I am aware of the situation to which the Deputy refers, and of other issues that have been raised by environmental and indigenous rights defenders in relation to the Cerrejón mine.

I should repeat at the outset that queries regarding the ESB and where it sources its coal would be more properly directed to my colleague, the Minister for Communications, Climate Action and Environment. However, issues such as environmental degradation, and the right of indigenous communities to be consulted in regard to projects which affect them, are recurring challenges across the Latin America region. 

I understand that there have been complaints from some non-governmental organisations regarding private sector activities in the Cerrejón Mine and I am aware of negative publicity that has surrounded the mine. I remain concerned at reports of mining activities having a negative impact on local populations or on the environment, as well as of reported abuse of workers.

Ireland has just opened its first resident Embassy in Bogotá, with Ambassador Alison Milton presenting her credentials late last month. This significant step demonstrates our Government’s commitment to developing Ireland’s relationship with Colombia and in particular our commitment to supporting Colombia’s transition to a peaceful post-conflict society, including the vindication and protection of human and social rights. 
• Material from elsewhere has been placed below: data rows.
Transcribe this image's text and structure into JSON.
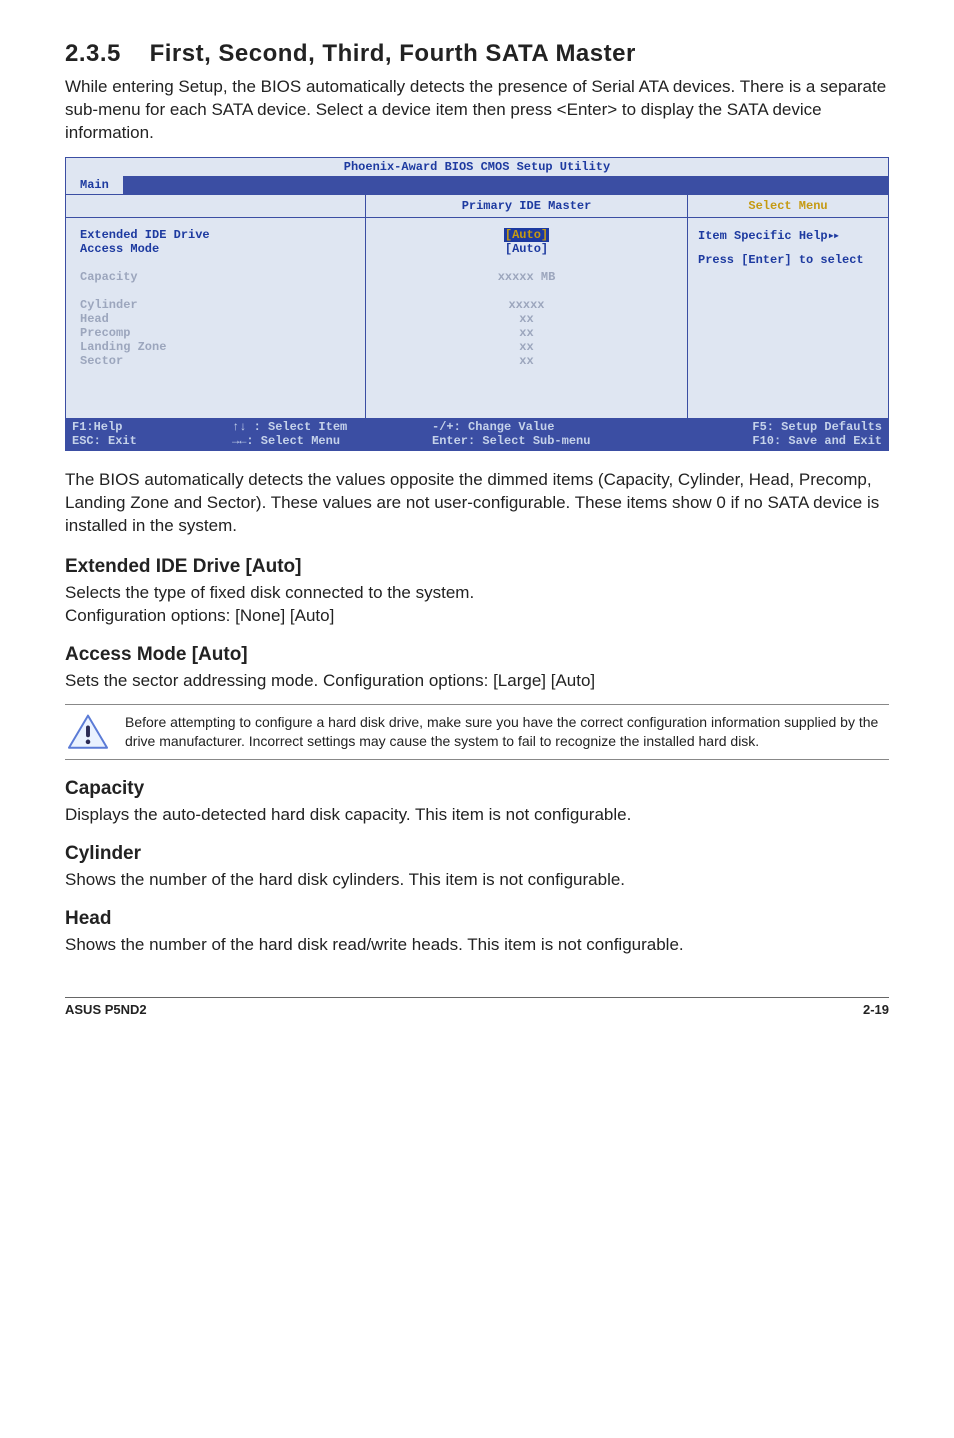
{
  "section": {
    "number": "2.3.5",
    "title": "First, Second, Third, Fourth SATA Master"
  },
  "intro_para": "While entering Setup, the BIOS automatically detects the presence of Serial ATA devices. There is a separate sub-menu for each SATA device. Select a device item then press <Enter> to display the SATA device information.",
  "bios": {
    "utility_title": "Phoenix-Award BIOS CMOS Setup Utility",
    "tab": "Main",
    "header_mid": "Primary IDE Master",
    "header_right": "Select Menu",
    "rows": [
      {
        "label": "Extended IDE Drive",
        "value": "[Auto]",
        "selected": true,
        "dim": false
      },
      {
        "label": "Access Mode",
        "value": "[Auto]",
        "selected": false,
        "dim": false
      },
      {
        "label": "",
        "value": "",
        "selected": false,
        "dim": false
      },
      {
        "label": "Capacity",
        "value": "xxxxx MB",
        "selected": false,
        "dim": true
      },
      {
        "label": "",
        "value": "",
        "selected": false,
        "dim": false
      },
      {
        "label": "Cylinder",
        "value": "xxxxx",
        "selected": false,
        "dim": true
      },
      {
        "label": "Head",
        "value": "xx",
        "selected": false,
        "dim": true
      },
      {
        "label": "Precomp",
        "value": "xx",
        "selected": false,
        "dim": true
      },
      {
        "label": "Landing Zone",
        "value": "xx",
        "selected": false,
        "dim": true
      },
      {
        "label": "Sector",
        "value": "xx",
        "selected": false,
        "dim": true
      }
    ],
    "help_line1": "Item Specific Help",
    "help_line2": "Press [Enter] to select",
    "foot": {
      "f1": "F1:Help",
      "sel_item": "↑↓ : Select Item",
      "change": "-/+: Change Value",
      "f5": "F5: Setup Defaults",
      "esc": "ESC: Exit",
      "sel_menu": "→←: Select Menu",
      "enter": "Enter: Select Sub-menu",
      "f10": "F10: Save and Exit"
    }
  },
  "post_bios_para": "The BIOS automatically detects the values opposite the dimmed items (Capacity, Cylinder, Head, Precomp, Landing Zone and Sector). These values are not user-configurable. These items show 0 if no SATA device is installed in the system.",
  "ext_ide": {
    "heading": "Extended IDE Drive [Auto]",
    "line1": "Selects the type of fixed disk connected to the system.",
    "line2": "Configuration options: [None] [Auto]"
  },
  "access_mode": {
    "heading": "Access Mode [Auto]",
    "line1": "Sets the sector addressing mode. Configuration options: [Large] [Auto]"
  },
  "warning_text": "Before attempting to configure a hard disk drive, make sure you have the correct configuration information supplied by the drive manufacturer. Incorrect settings may cause the system to fail to recognize the installed hard disk.",
  "capacity": {
    "heading": "Capacity",
    "line1": "Displays the auto-detected hard disk capacity. This item is not configurable."
  },
  "cylinder": {
    "heading": "Cylinder",
    "line1": "Shows the number of the hard disk cylinders. This item is not configurable."
  },
  "head": {
    "heading": "Head",
    "line1": "Shows the number of the hard disk read/write heads. This item is not configurable."
  },
  "footer": {
    "left": "ASUS P5ND2",
    "right": "2-19"
  }
}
Having a presence on the ground in Colombia will greatly enhance Ireland's ability to engage on and monitor important issues, among them those raised by human rights, environmental and indigenous rights defenders, including the impact of the Cerrejón mine on the local community and the environment. This is something that the EU Delegation in Bogotá has been monitoring for some time, having met with representatives of the mine as well as of trade unions, civil society and environmental organisations. We will continue to liaise closely with our EU partners on this issue.

Historic strides have been made in Colombia in recent years in the transition to a post-conflict society and addressing social and environmental issues is part of that process. Significant challenges remain, but Ireland remains committed to supporting the full implementation of the peace agreement, which will ensure a more peaceful, stable and prosperous future for all Colombians.

We will continue to monitor developments in the country and the particular issue raised by the Deputy as closely as possible. Officials at my Department in Dublin, and at our new Embassy in Bogotá, will continue to engage with indigenous rights defenders, environmental groups and other civil society organisations active on the ground.

Question No. 76 answered with Question No. 74.